→ **Page and application data records**
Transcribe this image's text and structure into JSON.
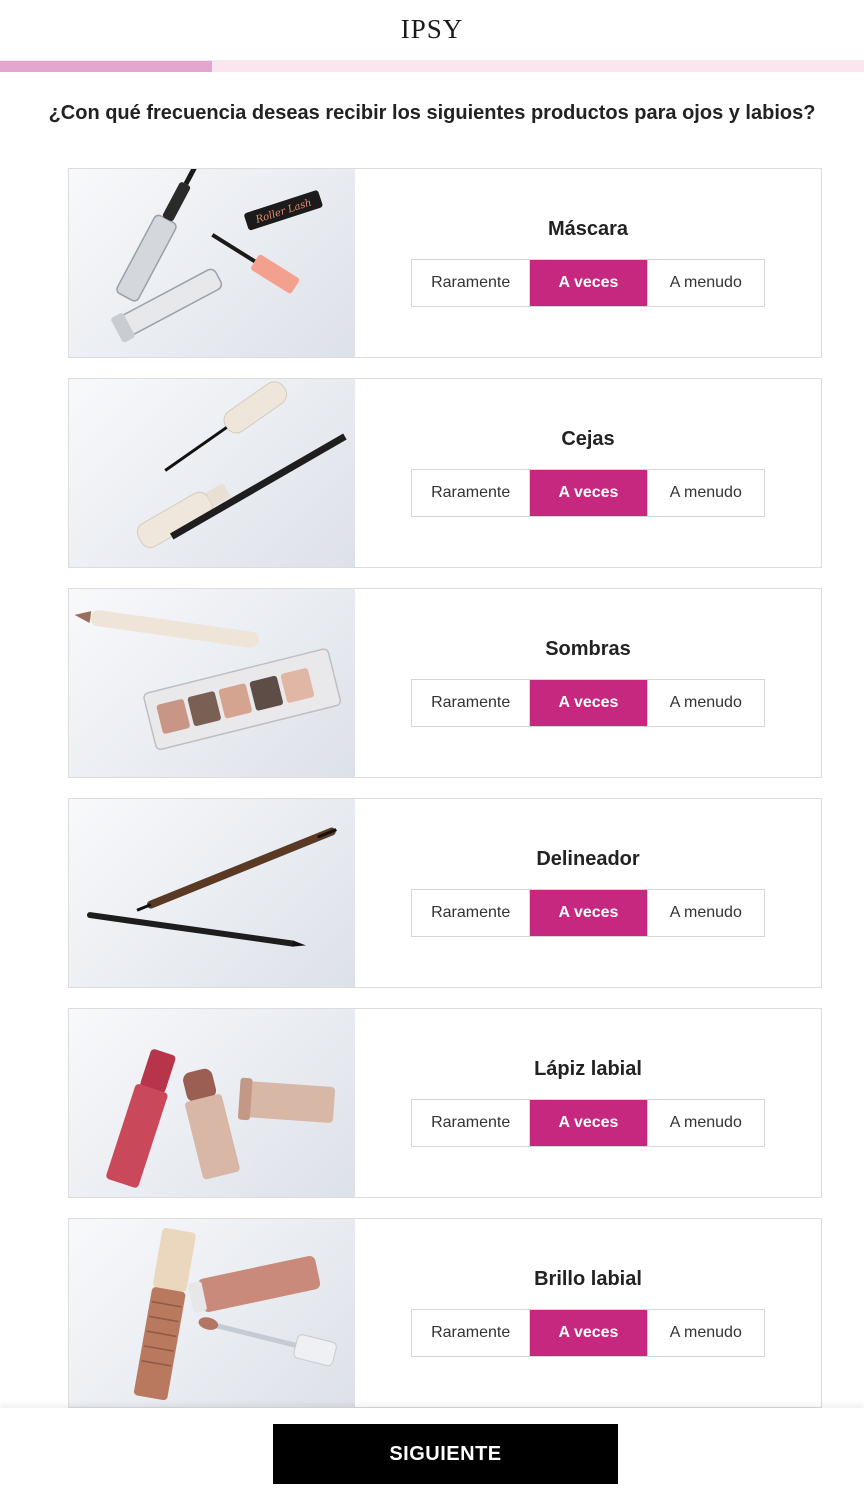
{
  "header": {
    "logo": "IPSY"
  },
  "progress": {
    "fraction": 0.245
  },
  "question": "¿Con qué frecuencia deseas recibir los siguientes productos para ojos y labios?",
  "options": [
    "Raramente",
    "A veces",
    "A menudo"
  ],
  "cards": [
    {
      "title": "Máscara",
      "image": "mascara-products",
      "selected": "A veces"
    },
    {
      "title": "Cejas",
      "image": "brow-products",
      "selected": "A veces"
    },
    {
      "title": "Sombras",
      "image": "eyeshadow-products",
      "selected": "A veces"
    },
    {
      "title": "Delineador",
      "image": "eyeliner-products",
      "selected": "A veces"
    },
    {
      "title": "Lápiz labial",
      "image": "lipstick-products",
      "selected": "A veces"
    },
    {
      "title": "Brillo labial",
      "image": "lipgloss-products",
      "selected": "A veces"
    }
  ],
  "colors": {
    "accent": "#c5287e",
    "progress_fill": "#e3a6cf",
    "progress_track": "#fbe6ef",
    "button": "#000000"
  },
  "footer": {
    "next_label": "SIGUIENTE"
  }
}
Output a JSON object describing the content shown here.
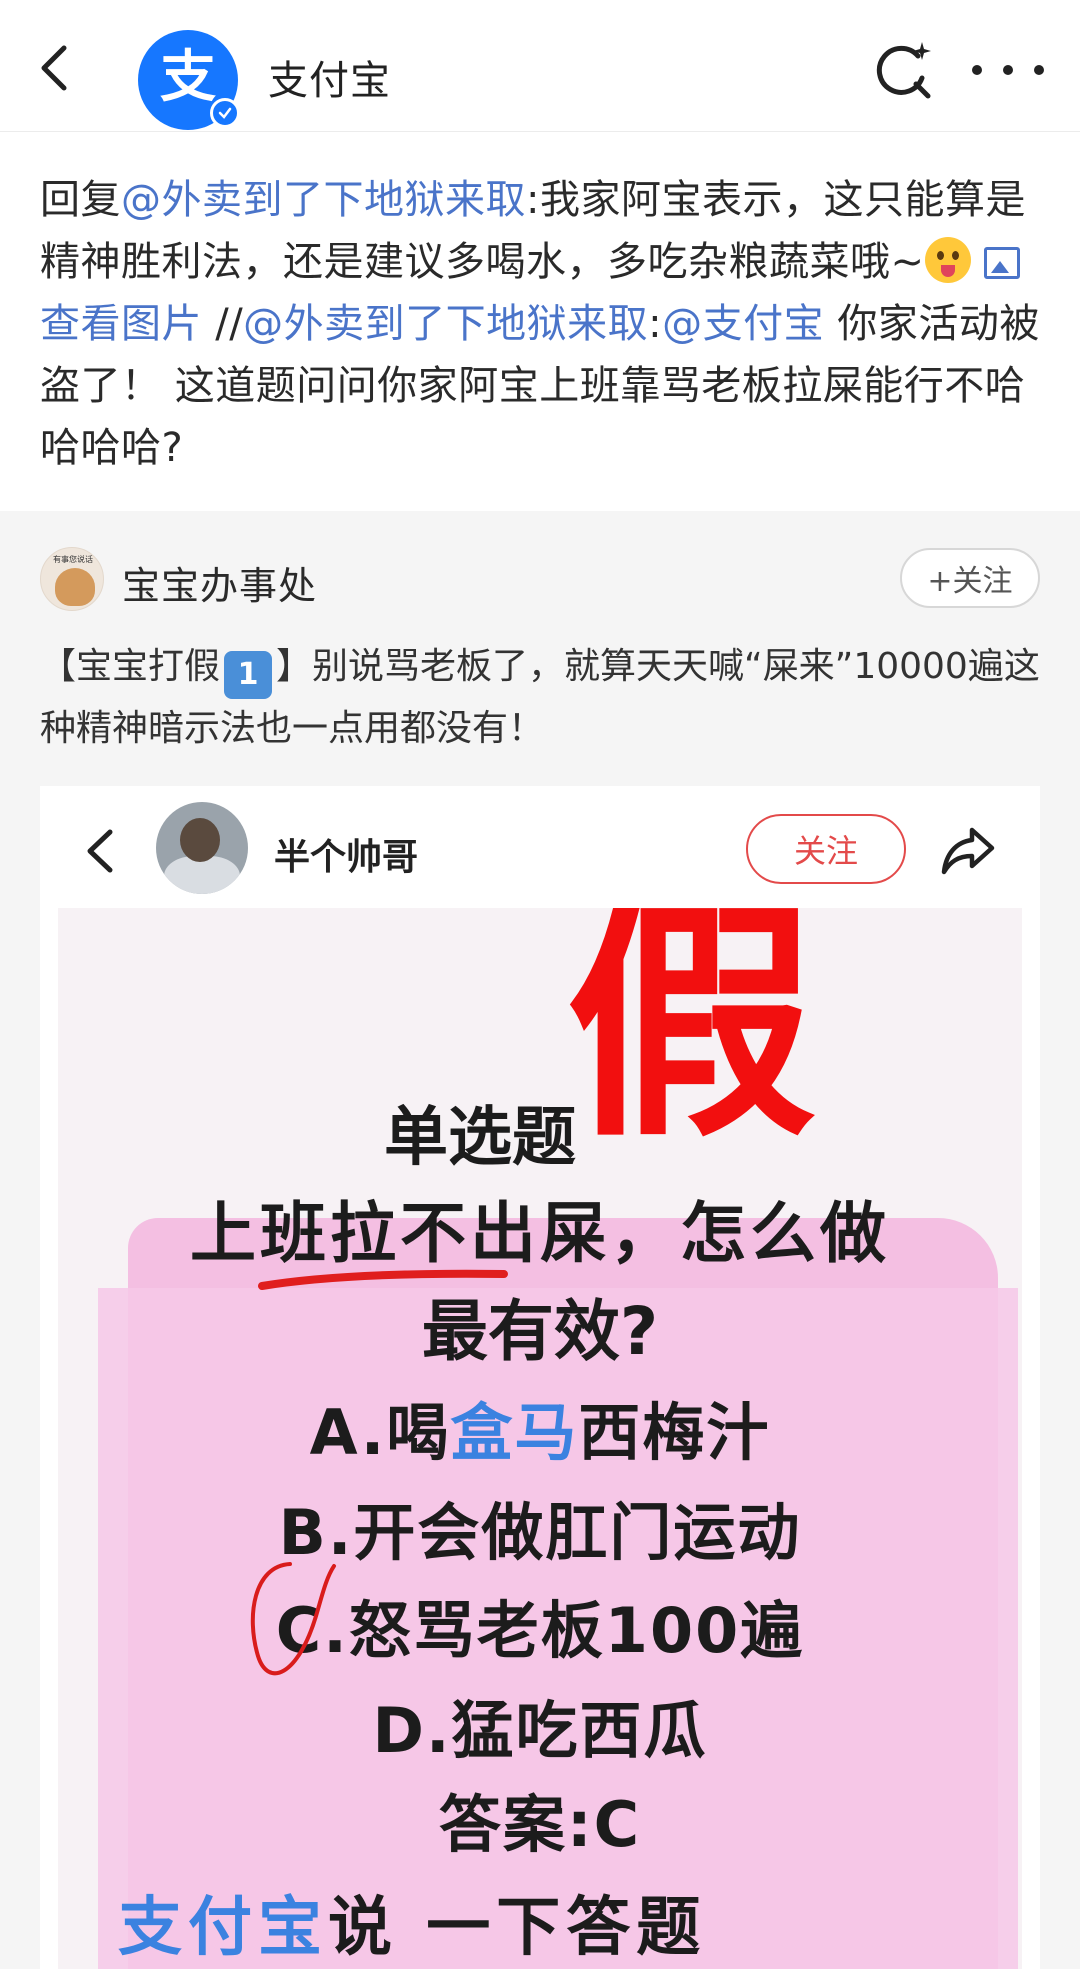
{
  "header": {
    "title": "支付宝",
    "avatar_glyph": "支"
  },
  "reply": {
    "prefix": "回复",
    "mention_1": "@外卖到了下地狱来取",
    "text_1": ":我家阿宝表示，这只能算是精神胜利法，还是建议多喝水，多吃杂粮蔬菜哦~",
    "view_image": "查看图片",
    "forward_sep": " //",
    "mention_2": "@外卖到了下地狱来取",
    "colon": ":",
    "mention_3": "@支付宝",
    "text_2": " 你家活动被盗了！ 这道题问问你家阿宝上班靠骂老板拉屎能行不哈哈哈哈?"
  },
  "repost": {
    "avatar_tag": "有事您说话",
    "author": "宝宝办事处",
    "follow_label": "+关注",
    "text_prefix": "【宝宝打假",
    "badge": "1",
    "text_suffix": "】别说骂老板了，就算天天喊“屎来”10000遍这种精神暗示法也一点用都没有！"
  },
  "embedded": {
    "author": "半个帅哥",
    "follow_label": "关注",
    "stamp": "假",
    "title_1": "单选题",
    "title_2": "上班拉不出屎，怎么做",
    "title_3": "最有效?",
    "option_a_prefix": "A.喝",
    "option_a_brand": "盒马",
    "option_a_suffix": "西梅汁",
    "option_b": "B.开会做肛门运动",
    "option_c": "C.怒骂老板100遍",
    "option_d": "D.猛吃西瓜",
    "answer": "答案:C",
    "cut_blue": "支付宝",
    "cut_dark": "说 一下答题"
  },
  "colors": {
    "link": "#4a74c9",
    "brand_blue": "#1677ff",
    "stamp_red": "#f20f0f",
    "follow_red": "#e34a4a"
  },
  "icons": [
    "back-arrow-icon",
    "search-sparkle-icon",
    "more-dots-icon",
    "verified-icon",
    "image-icon",
    "share-icon"
  ]
}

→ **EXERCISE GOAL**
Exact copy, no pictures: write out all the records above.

→ **TASK RESULT**
Transcribe this image's text and structure into JSON.
{
  "header": {
    "logo": "IPSY"
  },
  "progress": {
    "fraction": 0.245
  },
  "question": "¿Con qué frecuencia deseas recibir los siguientes productos para ojos y labios?",
  "options": [
    "Raramente",
    "A veces",
    "A menudo"
  ],
  "cards": [
    {
      "title": "Máscara",
      "image": "mascara-products",
      "selected": "A veces"
    },
    {
      "title": "Cejas",
      "image": "brow-products",
      "selected": "A veces"
    },
    {
      "title": "Sombras",
      "image": "eyeshadow-products",
      "selected": "A veces"
    },
    {
      "title": "Delineador",
      "image": "eyeliner-products",
      "selected": "A veces"
    },
    {
      "title": "Lápiz labial",
      "image": "lipstick-products",
      "selected": "A veces"
    },
    {
      "title": "Brillo labial",
      "image": "lipgloss-products",
      "selected": "A veces"
    }
  ],
  "colors": {
    "accent": "#c5287e",
    "progress_fill": "#e3a6cf",
    "progress_track": "#fbe6ef",
    "button": "#000000"
  },
  "footer": {
    "next_label": "SIGUIENTE"
  }
}
Output a JSON object describing the content shown here.
{
  "header": {
    "title": "支付宝",
    "avatar_glyph": "支"
  },
  "reply": {
    "prefix": "回复",
    "mention_1": "@外卖到了下地狱来取",
    "text_1": ":我家阿宝表示，这只能算是精神胜利法，还是建议多喝水，多吃杂粮蔬菜哦~",
    "view_image": "查看图片",
    "forward_sep": " //",
    "mention_2": "@外卖到了下地狱来取",
    "colon": ":",
    "mention_3": "@支付宝",
    "text_2": " 你家活动被盗了！ 这道题问问你家阿宝上班靠骂老板拉屎能行不哈哈哈哈?"
  },
  "repost": {
    "avatar_tag": "有事您说话",
    "author": "宝宝办事处",
    "follow_label": "+关注",
    "text_prefix": "【宝宝打假",
    "badge": "1",
    "text_suffix": "】别说骂老板了，就算天天喊“屎来”10000遍这种精神暗示法也一点用都没有！"
  },
  "embedded": {
    "author": "半个帅哥",
    "follow_label": "关注",
    "stamp": "假",
    "title_1": "单选题",
    "title_2": "上班拉不出屎，怎么做",
    "title_3": "最有效?",
    "option_a_prefix": "A.喝",
    "option_a_brand": "盒马",
    "option_a_suffix": "西梅汁",
    "option_b": "B.开会做肛门运动",
    "option_c": "C.怒骂老板100遍",
    "option_d": "D.猛吃西瓜",
    "answer": "答案:C",
    "cut_blue": "支付宝",
    "cut_dark": "说 一下答题"
  },
  "colors": {
    "link": "#4a74c9",
    "brand_blue": "#1677ff",
    "stamp_red": "#f20f0f",
    "follow_red": "#e34a4a"
  },
  "icons": [
    "back-arrow-icon",
    "search-sparkle-icon",
    "more-dots-icon",
    "verified-icon",
    "image-icon",
    "share-icon"
  ]
}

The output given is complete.